Digital agriculture has developed so quickly that most farmers find it to be a confusing space – the benefits are understood but next steps are still unclear.


How is the education and training environment changing to accommodate digital agriculture?
As digital adoption accelerates, the knowledge required to support new practices must also change in order to future-proof the agricultural workforce.


How will digital agriculture change the relationship between farmers and consumers?
All agricultural produce eventually ends up the hands of a consumer. Digital agriculture is enabling new relationships with and pathways to consumers.


Matthew Pryor

Rocket Seeder

Matthew, who grew up in country Victoria, is Chair of Rocket Seeder, a not-for-profit, member-based organisation committed to supporting food and agriculture entrepreneurs. Matthew is also the co-founder and Chief Technology Officer of Observant, established in 2003 to use technology to manage scarce agricultural water in drought-hardened north Western Australia. Observant expanded to provide irrigation solutions for all types of farming operations throughout Australia and globally, leading to its acquisition by Jain Irrigation. Matthew is recognised for his expertise in building and scaling an agricultural technology business, from capital raising to exit through a trade sale.

Mick Keogh

ACCC Commissioner

Mick was appointed the founding Executive Director of the Australian Farm Institute in 2003, and resigned from the AFI in May 2018 to take up a full-time role as a Commissioner of the Australian Competition and Consumer Commission with a focus on agricultural and small business issues. Prior to leading the AFI, he was General Manager Policy at the NSW Farmers’ Association. Mick has been Chairman of the National Rural Advisory Council; a member of the Emissions Reduction Assurance Council; and a member of the CSIRO Sustainable Agriculture Flagship Advisory Committee.
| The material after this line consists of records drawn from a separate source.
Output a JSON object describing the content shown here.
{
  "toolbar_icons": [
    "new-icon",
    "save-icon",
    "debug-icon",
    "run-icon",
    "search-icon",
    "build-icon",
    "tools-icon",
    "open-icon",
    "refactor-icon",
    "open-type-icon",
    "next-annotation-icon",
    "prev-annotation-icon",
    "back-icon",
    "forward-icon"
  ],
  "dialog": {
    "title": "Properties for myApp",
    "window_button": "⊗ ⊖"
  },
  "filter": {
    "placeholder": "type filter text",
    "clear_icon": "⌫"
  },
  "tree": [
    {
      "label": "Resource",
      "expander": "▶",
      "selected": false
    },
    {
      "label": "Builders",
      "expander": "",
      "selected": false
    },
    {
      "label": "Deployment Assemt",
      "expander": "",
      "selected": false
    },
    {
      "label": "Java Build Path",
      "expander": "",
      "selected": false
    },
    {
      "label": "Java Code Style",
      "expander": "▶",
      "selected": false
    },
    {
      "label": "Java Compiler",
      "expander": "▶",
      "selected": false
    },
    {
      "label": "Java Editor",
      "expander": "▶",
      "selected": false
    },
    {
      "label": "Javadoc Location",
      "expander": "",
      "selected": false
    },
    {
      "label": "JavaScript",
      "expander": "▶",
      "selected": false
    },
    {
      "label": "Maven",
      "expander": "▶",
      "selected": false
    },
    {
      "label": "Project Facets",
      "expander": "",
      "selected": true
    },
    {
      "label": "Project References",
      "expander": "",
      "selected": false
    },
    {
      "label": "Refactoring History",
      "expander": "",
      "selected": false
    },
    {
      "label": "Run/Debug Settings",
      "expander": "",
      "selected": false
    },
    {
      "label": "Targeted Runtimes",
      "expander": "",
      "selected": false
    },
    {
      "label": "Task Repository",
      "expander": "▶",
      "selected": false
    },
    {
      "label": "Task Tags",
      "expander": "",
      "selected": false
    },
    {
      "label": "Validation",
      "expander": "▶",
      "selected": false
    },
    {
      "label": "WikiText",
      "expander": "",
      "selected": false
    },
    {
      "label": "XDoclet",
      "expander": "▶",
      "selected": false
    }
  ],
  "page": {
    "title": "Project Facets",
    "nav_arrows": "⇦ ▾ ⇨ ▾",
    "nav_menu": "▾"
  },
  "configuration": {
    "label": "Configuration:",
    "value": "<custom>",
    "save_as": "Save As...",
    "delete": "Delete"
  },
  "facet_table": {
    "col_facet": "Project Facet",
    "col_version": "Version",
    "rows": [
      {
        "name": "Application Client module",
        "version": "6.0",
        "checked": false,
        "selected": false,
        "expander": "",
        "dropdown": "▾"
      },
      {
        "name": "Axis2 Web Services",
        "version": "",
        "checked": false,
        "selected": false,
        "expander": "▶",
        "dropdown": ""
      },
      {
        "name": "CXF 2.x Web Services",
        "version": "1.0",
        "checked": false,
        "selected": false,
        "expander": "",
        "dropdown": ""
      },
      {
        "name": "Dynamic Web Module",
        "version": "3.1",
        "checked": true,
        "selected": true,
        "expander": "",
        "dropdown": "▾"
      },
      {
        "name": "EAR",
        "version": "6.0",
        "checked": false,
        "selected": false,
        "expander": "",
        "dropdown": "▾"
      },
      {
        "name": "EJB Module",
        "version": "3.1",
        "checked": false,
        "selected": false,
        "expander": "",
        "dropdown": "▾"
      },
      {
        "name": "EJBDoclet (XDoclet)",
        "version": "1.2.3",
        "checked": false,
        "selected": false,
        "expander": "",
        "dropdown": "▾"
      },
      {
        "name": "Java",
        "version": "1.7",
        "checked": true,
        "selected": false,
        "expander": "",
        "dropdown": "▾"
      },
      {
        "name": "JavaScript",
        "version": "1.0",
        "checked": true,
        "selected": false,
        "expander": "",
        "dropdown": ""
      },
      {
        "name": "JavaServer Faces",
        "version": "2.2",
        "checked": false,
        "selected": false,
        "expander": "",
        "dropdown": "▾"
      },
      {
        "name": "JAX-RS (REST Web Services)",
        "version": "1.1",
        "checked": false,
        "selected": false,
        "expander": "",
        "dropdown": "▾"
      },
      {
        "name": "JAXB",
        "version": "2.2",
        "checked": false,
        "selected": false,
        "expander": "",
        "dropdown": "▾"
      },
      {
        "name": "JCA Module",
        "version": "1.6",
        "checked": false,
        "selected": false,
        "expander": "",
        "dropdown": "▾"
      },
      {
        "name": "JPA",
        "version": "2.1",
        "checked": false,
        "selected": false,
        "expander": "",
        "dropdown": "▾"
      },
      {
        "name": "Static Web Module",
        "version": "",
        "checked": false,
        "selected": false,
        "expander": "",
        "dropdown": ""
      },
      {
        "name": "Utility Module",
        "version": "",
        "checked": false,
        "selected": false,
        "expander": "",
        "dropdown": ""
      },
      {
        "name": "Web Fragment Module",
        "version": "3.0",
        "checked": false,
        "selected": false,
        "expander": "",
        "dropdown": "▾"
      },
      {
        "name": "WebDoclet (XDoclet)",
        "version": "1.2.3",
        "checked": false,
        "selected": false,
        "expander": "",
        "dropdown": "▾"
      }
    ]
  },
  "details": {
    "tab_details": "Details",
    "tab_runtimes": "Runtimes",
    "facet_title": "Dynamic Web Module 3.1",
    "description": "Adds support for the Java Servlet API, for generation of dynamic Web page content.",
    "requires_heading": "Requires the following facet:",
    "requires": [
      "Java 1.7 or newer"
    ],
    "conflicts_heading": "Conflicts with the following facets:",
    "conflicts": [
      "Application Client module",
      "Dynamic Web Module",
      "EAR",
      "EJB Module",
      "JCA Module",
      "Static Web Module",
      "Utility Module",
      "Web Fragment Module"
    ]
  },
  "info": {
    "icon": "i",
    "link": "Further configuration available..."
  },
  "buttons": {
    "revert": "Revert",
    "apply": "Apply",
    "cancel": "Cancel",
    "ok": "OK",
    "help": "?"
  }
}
Mick grew up on – and continues to be involved in – a mixed-farming enterprise based in southern NSW.